Tell us about your period
"So I don't live my period, I undergo my period, in the sense that the first symptom of polycystic ovaries is to have anarchic periods. I can have no period for 3 months, no period for 6 months, and then have my period for 3 consecutive months. It's either I expect it or I dread it. I remember that the first time I had my period - so I had it young, I was in fifth grade - it was my aunt who explained to me about sanitary napkins, tampons, things like that. And me, at this time, I'm scared to death of tampons, and pads are nice, but you always have to have some on you, in the long run it's quite expensive. And then to find pads that are not full of chemicals or things that are a bit dirty, it's complicated. So menstrual panties were for me the perfect alternative. To have something clean, something that doesn't pollute the planet a billion percent. And then I find that the approach of Elia lingerie is really interesting and important. I am PCOS, we also talk about endometriosis I know about fertility problems or intimate problems, it's something that I know and that touches me.
A little word for the end?
"My mantra is "be beautiful and love yourself". Be beautiful by being you and learn about yourself as you are, and I think I tell myself that every day.
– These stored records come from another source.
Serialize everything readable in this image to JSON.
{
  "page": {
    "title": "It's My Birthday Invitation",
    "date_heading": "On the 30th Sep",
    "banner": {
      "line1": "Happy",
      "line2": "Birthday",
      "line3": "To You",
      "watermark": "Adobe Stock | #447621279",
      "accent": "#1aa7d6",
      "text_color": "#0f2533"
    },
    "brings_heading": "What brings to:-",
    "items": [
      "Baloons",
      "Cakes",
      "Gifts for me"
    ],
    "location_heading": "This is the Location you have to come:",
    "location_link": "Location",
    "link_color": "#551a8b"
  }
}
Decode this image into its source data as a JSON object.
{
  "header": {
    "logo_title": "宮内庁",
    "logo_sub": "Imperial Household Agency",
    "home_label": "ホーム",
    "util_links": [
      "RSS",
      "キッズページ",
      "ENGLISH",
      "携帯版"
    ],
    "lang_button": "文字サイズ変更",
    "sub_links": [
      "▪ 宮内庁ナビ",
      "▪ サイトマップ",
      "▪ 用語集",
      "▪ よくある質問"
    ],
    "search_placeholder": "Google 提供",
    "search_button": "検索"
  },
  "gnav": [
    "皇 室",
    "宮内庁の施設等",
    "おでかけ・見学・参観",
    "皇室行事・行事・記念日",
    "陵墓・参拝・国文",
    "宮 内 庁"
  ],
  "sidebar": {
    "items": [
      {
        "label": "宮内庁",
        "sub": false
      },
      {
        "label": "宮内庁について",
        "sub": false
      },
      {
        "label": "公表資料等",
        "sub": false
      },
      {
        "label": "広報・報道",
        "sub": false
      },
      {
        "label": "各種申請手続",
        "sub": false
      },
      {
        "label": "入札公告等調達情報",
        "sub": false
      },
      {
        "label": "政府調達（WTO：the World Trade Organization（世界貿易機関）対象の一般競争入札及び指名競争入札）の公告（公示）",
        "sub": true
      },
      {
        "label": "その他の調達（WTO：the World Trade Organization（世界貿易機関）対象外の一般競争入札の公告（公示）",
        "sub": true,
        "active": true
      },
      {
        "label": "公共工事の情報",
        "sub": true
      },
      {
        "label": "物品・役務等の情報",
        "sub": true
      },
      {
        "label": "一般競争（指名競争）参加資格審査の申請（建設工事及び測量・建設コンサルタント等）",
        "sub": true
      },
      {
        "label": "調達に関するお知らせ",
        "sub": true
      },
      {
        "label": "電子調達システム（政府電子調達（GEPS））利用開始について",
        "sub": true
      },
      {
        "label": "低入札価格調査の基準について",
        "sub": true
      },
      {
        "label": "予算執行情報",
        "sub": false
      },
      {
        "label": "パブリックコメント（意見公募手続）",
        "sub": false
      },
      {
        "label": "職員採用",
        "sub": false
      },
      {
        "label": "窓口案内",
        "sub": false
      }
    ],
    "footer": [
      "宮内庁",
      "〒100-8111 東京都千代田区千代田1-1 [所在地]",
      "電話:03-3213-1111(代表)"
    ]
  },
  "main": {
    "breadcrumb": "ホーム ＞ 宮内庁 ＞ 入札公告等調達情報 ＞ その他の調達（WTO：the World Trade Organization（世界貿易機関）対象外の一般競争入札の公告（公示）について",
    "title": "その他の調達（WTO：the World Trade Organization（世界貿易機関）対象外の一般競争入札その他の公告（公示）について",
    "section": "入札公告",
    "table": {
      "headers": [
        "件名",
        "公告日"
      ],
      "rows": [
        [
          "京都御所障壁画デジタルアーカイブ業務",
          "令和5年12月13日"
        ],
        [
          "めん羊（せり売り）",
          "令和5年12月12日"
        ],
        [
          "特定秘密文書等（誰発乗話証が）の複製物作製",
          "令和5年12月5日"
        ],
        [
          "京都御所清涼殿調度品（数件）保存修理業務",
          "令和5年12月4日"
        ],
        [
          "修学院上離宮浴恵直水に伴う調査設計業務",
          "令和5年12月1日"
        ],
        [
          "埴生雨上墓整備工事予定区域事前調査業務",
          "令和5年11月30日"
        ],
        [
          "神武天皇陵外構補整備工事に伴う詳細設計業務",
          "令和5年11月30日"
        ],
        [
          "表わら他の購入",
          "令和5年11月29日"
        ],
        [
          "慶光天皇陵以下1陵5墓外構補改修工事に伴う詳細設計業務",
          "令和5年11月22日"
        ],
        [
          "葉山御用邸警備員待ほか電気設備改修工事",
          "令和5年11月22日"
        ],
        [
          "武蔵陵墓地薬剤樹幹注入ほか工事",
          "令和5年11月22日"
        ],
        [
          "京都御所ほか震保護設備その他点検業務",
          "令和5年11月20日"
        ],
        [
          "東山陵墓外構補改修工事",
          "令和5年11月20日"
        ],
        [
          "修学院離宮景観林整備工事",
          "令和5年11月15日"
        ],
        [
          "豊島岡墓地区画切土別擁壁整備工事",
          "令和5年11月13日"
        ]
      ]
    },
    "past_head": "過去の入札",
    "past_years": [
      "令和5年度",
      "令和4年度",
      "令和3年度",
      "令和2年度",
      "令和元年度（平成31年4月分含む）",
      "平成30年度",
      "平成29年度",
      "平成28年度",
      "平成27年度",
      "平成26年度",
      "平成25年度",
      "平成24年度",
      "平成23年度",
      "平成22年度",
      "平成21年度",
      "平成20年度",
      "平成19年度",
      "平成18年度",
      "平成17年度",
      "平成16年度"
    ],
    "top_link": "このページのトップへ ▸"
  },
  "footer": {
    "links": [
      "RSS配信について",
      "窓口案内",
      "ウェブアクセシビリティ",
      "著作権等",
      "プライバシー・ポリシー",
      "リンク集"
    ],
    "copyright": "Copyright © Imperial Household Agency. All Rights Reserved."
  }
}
Sometimes it works, sometimes it doesn't, we all have our ups and downs, but it's true that it's a phrase that I like to hear myself say and that I repeat to my son every day: that he is beautiful and that loving yourself is the beginning of growing up well in fact.
"My mantra to myself is 'be beautiful and love yourself'. Be beautiful by being you and learn about yourself as you are, and I think I tell myself that every day. Sometimes it works, sometimes it doesn't, we all have our ups and downs, but it's true that it's a phrase that I like to hear myself say and that I repeat to my son every day: that he is beautiful and that loving yourself is the beginning of growing up well in fact.
"My mantra to myself is 'be beautiful and love yourself'. Be beautiful by being you and learn about yourself as you are, and I think I tell myself that every day. Sometimes it works, sometimes it doesn't, we all have our ups and downs, but it's true that it's a phrase I like to hear myself say and that I repeat to my son every day: that he is beautiful and that loving yourself is the beginning of growing up well in fact."